Nate Allen is a columnist for the Arkansas Democrat-Gazette. A graduate of the University of Missouri, Allen is a member of the Football Writers Association of America and voter for the Heisman Trophy. He has authored three books about the Razorbacks.
Winston’s legacy reaches far beyond field
Former University of Arkansas football player Dennis Winston at the Washington County Historical Society in 2012. Winston and other former Razorbacks spoke about their experiences being among the first black players to play at the University of Arkansas.
FAYETTEVILLE - Prejudice isn’t always horrific.
In fact, prejudice can provide an ultimate sign of respect.
For in the case of the recent 11 announced as worthy to be inducted to the Arkansas Sports Hall of Fame, I am unabashedly prejudiced regarding Dennis Winston. Prejudiced on his behalf.
Certainly not in achievements, but in time, Hall of Famer Dennis “Dirt”Winston and I share a bond.
Winston came to the University of Arkansas as a freshman linebacker out of Marianna in the summer of 1973, the same summer I arrived in Fayetteville fresh out of college to cover the Razorbacks.
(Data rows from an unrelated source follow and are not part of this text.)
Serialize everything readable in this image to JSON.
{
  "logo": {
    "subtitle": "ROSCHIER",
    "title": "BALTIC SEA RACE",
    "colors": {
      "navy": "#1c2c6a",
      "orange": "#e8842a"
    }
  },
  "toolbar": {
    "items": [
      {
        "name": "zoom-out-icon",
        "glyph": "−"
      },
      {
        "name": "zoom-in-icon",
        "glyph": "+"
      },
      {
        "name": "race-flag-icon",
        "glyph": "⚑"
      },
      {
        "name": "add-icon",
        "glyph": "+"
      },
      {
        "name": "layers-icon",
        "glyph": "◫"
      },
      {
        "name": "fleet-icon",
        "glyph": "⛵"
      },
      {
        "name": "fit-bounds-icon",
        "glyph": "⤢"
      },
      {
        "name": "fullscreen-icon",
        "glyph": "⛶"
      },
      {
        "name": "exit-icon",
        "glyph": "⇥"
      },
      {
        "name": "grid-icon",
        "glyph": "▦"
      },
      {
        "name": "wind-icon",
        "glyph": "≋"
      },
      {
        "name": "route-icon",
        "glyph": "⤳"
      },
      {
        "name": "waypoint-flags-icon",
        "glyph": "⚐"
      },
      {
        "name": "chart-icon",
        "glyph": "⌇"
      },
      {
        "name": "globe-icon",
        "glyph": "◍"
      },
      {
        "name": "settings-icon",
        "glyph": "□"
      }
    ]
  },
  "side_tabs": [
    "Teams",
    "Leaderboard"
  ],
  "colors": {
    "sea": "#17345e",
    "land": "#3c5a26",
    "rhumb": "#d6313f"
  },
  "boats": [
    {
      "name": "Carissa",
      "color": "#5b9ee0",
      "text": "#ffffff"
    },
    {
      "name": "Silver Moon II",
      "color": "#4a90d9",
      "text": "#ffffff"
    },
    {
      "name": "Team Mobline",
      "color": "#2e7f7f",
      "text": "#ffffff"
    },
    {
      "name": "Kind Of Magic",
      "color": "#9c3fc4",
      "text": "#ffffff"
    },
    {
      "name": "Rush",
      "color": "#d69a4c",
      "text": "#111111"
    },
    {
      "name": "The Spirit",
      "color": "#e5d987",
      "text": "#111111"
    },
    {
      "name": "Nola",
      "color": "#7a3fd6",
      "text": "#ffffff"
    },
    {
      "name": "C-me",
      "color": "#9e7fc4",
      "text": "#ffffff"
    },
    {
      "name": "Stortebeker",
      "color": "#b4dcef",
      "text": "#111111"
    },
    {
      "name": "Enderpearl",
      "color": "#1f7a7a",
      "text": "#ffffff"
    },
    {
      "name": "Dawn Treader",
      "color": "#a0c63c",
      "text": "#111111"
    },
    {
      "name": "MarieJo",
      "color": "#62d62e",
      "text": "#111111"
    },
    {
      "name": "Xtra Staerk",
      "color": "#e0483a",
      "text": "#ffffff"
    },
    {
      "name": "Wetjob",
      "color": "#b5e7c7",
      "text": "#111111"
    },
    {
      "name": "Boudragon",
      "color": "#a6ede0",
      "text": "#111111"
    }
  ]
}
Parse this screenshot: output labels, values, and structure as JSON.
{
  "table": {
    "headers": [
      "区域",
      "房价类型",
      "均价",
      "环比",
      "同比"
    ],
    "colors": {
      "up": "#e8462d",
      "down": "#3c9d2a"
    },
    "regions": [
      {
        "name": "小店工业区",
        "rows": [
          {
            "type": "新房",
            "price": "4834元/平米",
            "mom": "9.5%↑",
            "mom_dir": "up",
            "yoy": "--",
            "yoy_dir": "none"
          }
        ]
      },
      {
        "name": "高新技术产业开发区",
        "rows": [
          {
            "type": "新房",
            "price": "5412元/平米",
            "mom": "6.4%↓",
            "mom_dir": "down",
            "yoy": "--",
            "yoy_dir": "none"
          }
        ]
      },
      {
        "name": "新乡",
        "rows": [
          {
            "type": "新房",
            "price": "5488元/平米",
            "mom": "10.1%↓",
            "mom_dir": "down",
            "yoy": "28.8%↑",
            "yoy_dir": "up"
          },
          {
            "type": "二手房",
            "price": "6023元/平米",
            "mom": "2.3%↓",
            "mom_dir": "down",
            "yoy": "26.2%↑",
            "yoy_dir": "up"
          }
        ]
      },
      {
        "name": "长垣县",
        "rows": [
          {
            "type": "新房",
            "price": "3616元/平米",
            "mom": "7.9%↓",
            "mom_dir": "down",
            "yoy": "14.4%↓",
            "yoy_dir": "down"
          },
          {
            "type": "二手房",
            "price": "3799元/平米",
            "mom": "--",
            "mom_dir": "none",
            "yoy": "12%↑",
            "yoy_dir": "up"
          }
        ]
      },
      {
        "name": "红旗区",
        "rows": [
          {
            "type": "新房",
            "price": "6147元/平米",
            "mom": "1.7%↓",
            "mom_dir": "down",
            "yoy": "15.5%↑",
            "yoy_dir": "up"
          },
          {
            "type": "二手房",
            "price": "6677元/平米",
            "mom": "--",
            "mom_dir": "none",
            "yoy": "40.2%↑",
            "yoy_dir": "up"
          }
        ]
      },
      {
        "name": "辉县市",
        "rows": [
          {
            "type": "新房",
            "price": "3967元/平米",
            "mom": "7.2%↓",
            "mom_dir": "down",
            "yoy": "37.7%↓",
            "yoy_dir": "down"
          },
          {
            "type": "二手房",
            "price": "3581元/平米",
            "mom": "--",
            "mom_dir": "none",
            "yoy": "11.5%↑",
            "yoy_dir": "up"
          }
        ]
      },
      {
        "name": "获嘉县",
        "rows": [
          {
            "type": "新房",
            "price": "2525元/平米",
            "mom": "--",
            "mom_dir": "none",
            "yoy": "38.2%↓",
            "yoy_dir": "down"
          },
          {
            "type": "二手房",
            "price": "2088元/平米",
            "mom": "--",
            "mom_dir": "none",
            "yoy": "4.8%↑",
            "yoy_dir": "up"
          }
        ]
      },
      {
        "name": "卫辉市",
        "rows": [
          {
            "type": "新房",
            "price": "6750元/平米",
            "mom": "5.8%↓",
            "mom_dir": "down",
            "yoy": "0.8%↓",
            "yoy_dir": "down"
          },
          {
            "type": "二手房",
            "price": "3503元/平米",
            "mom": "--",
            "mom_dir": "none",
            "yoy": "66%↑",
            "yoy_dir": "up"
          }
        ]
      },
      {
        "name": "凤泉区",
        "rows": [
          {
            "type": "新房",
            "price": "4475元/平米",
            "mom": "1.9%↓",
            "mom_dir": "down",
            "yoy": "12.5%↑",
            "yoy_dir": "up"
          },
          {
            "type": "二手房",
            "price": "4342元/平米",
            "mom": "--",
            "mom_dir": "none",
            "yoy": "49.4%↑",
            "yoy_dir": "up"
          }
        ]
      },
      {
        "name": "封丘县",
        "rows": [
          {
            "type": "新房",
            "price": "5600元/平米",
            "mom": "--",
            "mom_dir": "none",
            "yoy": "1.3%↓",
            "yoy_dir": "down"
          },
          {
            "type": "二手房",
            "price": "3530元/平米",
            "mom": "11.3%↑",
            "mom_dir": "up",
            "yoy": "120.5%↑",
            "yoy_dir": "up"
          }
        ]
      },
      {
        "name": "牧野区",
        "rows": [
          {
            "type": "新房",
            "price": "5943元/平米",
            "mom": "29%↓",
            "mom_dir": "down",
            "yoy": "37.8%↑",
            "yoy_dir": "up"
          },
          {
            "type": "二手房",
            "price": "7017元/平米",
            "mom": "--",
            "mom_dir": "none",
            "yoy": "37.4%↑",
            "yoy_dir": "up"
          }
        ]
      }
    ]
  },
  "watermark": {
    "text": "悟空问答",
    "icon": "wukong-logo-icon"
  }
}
Covering the blossoming Razorbacks rookie instantly became part of the rookie reporter’s job. It’s been a welcomed part of the job for 40 years. From a precocious1973 freshman linebacker, Winston blossomed into the 1974 national defensive player of the week. He made 19 tackles, mostly pulverizing All-America running back Anthony Davis, in the stunning 26-7 upset over eventual UPI national champion Southern California.
Winston’s star kept rising at Arkansas and then morphed into 10 years of NFL stardom, including Super Bowl titles with the Pittsburgh Steelers’ fabled Steel Curtain.
Later came coaching. He coached in the Canadian Football League and all over the college map, including an ill-timed 1997stop at Arkansas. Winston was the Grambling State defensive coordinator for the great Eddie Robinson but eagerly came home to coach on Arkansas’ defense for what became Danny Ford’s lame-duck season.
Winston was cast out in the ensuing staff change.
Last November he completed his second Grambling State hitch as defensive coordinator. Unfortunately he also became interim head coach with the head coach and previous interim both fired. Now Winston will move on with Grambling hiring yet another head coach.
Through all the years we’ve stayed in touch, a friendship nurtured by time and mutual friends but definitely rooted in 1973.
For while we were both too young to fully grasp it then, 1973 was a pivotal year for Arkansas. Winston was part of the Razorbacks’ first large (13) black recruiting class after Jon Richardson broke the football scholarship color line in 1969.
It proved an understated triumph in race relations, an example that young blacks and young whites can teach their teachers the business of getting along.
Two summers ago I moderated a Washington County Historical Society panel discussion with Winston and teammates Brison Manor and Johnnie Meadors and former trainer Dean Weber, all 1973 newcomers, regarding that season’s lasting impact.
It wasn’t a perfect year - certainly not on the field (where Arkansas went 5-5-1) or off it (racism of all sorts can lurk most anywhere, and back then it stood out in plain sight throughout parts of Northwest Arkansas) - but a subtly dramatic year because it was without dramatics. It was a year fondly reviewed by the panelists, entrenching their ongoing love for the UA and the legacy they bequeathed in black and white.
Dennis Winston played a Hall of Fame part in that legacy 40 years before this induction to the Hall of Fame.
Sports, Pages 24 on 12/28/2013